AIM OF THE EXERCISE — The expected result is every line of the records, printed exactly.
***** ENTRIES SUPPLIED *****
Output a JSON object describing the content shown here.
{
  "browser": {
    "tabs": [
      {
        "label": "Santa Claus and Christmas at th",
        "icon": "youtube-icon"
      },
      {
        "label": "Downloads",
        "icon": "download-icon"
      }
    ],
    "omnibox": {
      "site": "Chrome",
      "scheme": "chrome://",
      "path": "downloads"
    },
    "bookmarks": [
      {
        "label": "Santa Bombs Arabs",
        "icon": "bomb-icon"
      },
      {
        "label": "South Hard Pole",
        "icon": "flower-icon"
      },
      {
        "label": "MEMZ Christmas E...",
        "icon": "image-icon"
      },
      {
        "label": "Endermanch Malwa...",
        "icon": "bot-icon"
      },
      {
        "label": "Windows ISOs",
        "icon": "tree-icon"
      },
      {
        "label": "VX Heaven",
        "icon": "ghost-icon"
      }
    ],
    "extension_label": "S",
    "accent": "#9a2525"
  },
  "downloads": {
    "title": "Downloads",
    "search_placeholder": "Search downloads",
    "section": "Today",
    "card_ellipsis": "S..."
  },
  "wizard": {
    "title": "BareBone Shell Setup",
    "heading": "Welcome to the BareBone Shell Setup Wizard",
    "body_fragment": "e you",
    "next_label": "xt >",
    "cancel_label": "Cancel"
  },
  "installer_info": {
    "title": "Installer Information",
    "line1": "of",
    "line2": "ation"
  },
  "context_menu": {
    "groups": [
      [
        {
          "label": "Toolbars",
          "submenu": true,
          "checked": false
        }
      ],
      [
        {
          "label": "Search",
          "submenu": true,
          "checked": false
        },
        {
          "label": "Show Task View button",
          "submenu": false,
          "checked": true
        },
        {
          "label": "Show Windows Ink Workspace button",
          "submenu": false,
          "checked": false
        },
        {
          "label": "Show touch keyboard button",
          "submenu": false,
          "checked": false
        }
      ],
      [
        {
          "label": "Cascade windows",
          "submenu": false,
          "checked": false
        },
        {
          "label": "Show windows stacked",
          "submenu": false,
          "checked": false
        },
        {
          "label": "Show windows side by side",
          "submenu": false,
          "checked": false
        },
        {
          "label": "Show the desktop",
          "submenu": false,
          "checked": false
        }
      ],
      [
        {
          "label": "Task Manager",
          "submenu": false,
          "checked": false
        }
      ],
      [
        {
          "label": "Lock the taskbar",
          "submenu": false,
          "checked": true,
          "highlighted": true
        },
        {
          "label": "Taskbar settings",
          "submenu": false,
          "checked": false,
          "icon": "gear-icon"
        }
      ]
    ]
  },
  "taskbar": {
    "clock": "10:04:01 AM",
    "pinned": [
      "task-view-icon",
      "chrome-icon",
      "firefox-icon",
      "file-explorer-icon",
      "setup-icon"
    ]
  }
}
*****
RESPONSE FOR THIS EXERCISE —
Output a JSON object describing the content shown here.
{
  "browser": {
    "tabs": [
      {
        "label": "Santa Claus and Christmas at th",
        "icon": "youtube-icon"
      },
      {
        "label": "Downloads",
        "icon": "download-icon"
      }
    ],
    "omnibox": {
      "site": "Chrome",
      "scheme": "chrome://",
      "path": "downloads"
    },
    "bookmarks": [
      {
        "label": "Santa Bombs Arabs",
        "icon": "bomb-icon"
      },
      {
        "label": "South Hard Pole",
        "icon": "flower-icon"
      },
      {
        "label": "MEMZ Christmas E...",
        "icon": "image-icon"
      },
      {
        "label": "Endermanch Malwa...",
        "icon": "bot-icon"
      },
      {
        "label": "Windows ISOs",
        "icon": "tree-icon"
      },
      {
        "label": "VX Heaven",
        "icon": "ghost-icon"
      }
    ],
    "extension_label": "S",
    "accent": "#9a2525"
  },
  "downloads": {
    "title": "Downloads",
    "search_placeholder": "Search downloads",
    "section": "Today",
    "card_ellipsis": "S..."
  },
  "wizard": {
    "title": "BareBone Shell Setup",
    "heading": "Welcome to the BareBone Shell Setup Wizard",
    "body_fragment": "e you",
    "next_label": "xt >",
    "cancel_label": "Cancel"
  },
  "installer_info": {
    "title": "Installer Information",
    "line1": "of",
    "line2": "ation"
  },
  "context_menu": {
    "groups": [
      [
        {
          "label": "Toolbars",
          "submenu": true,
          "checked": false
        }
      ],
      [
        {
          "label": "Search",
          "submenu": true,
          "checked": false
        },
        {
          "label": "Show Task View button",
          "submenu": false,
          "checked": true
        },
        {
          "label": "Show Windows Ink Workspace button",
          "submenu": false,
          "checked": false
        },
        {
          "label": "Show touch keyboard button",
          "submenu": false,
          "checked": false
        }
      ],
      [
        {
          "label": "Cascade windows",
          "submenu": false,
          "checked": false
        },
        {
          "label": "Show windows stacked",
          "submenu": false,
          "checked": false
        },
        {
          "label": "Show windows side by side",
          "submenu": false,
          "checked": false
        },
        {
          "label": "Show the desktop",
          "submenu": false,
          "checked": false
        }
      ],
      [
        {
          "label": "Task Manager",
          "submenu": false,
          "checked": false
        }
      ],
      [
        {
          "label": "Lock the taskbar",
          "submenu": false,
          "checked": true,
          "highlighted": true
        },
        {
          "label": "Taskbar settings",
          "submenu": false,
          "checked": false,
          "icon": "gear-icon"
        }
      ]
    ]
  },
  "taskbar": {
    "clock": "10:04:01 AM",
    "pinned": [
      "task-view-icon",
      "chrome-icon",
      "firefox-icon",
      "file-explorer-icon",
      "setup-icon"
    ]
  }
}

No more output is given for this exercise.